Stephanotis floribunda Apocynaceae Afr
Stetsonia coryne Cactaceae SAm
Stevia rebaudiana Asteraceae SAm
Strelitzia nicolai Stelitziaceae Afr
Strelitzia reginae Stelitziaceae Afr
Syagrus romanzoffiana Arecaceae SAm
Syagrus yungasensis Arecaceae SAm
Symphoricarpos orbiculatus Caprifoliaceae NAm
Taxiphyllum alternans Hypnaceae AT
Taxiphyllum barbieri Hypnaceae AT
Taxodium distichum Taxodiaceae NAm
Tetraclinis articulata Cupressaceae Afr
Thuja occidentalis Cupressaceae NAm
Thuja plicata Cupressaceae NAm
Thymus citriodorus Lamiaceae Cosm
Tilia americana Malvaceae NAm
Tilia tormentosa Malvaceae Eur
Tillandsia flabellata Bromeliaceae SAm
Trachelospermum jasminoides Apocynaceae As, AT
Trachycarpus martianus Arecaceae As
Trithrinax campestris Arecaceae SAm
Ugni molinae Myrtaceae SAm
Utricularia graminifolia Lentibulariaceae AT
Vaccinum macrocarpon Ericaceae NAm
Vallisneria americana Hydrocharitaceae NAm
Vallisneria caulescens Hydrocharitaceae Aus
Veitchia joannis Arecaceae Aus
Vesicularia dubyana Hypnaceae AT
Vesicularia montagnei Hypnaceae AT
Viburnum davidii Adoxaceae As
Viburnum plicatum Adoxaceae As
Viburnum sargentii Adoxaceae As
Vriesea splendens Bromeliaceae SAm
Weigela florida Diervillaceae As
Wodyetia bifurcata Arecaceae Aus
Xerochrysium bracteatum Asteraceae Aus
Yucca elephantipes Agavaceae SAm
Yucca filamentosa Agavaceae NAm
Yucca filifera Agavaceae NAm
Yucca glauca Agavaceae NAm

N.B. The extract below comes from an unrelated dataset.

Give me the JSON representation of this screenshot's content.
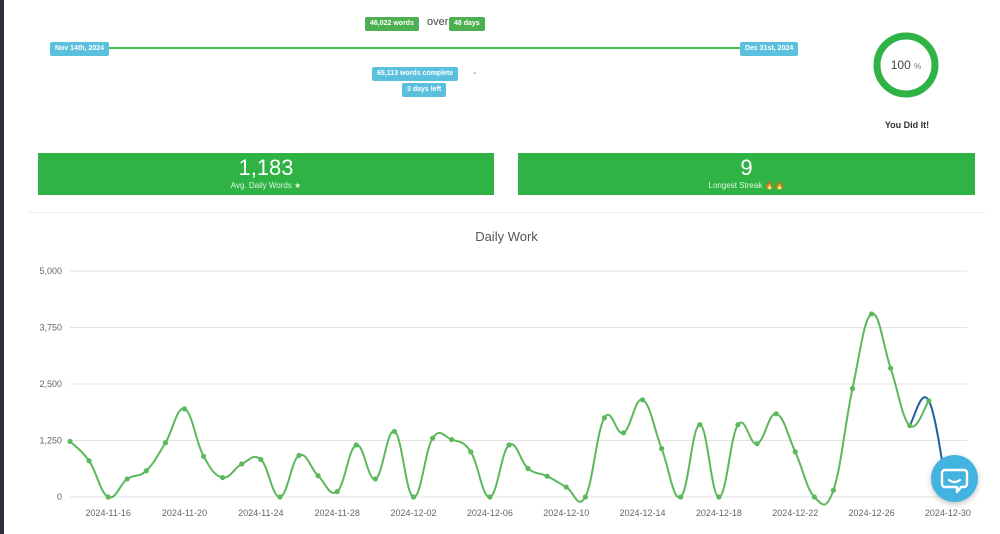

Yucca rostrata Agavaceae NAm
Zamia furfuracea Zamiaceae NAm
Zamioculcas zamiifolia Araceae Afr
Zelkova carpinifolia Ulmaceae Eur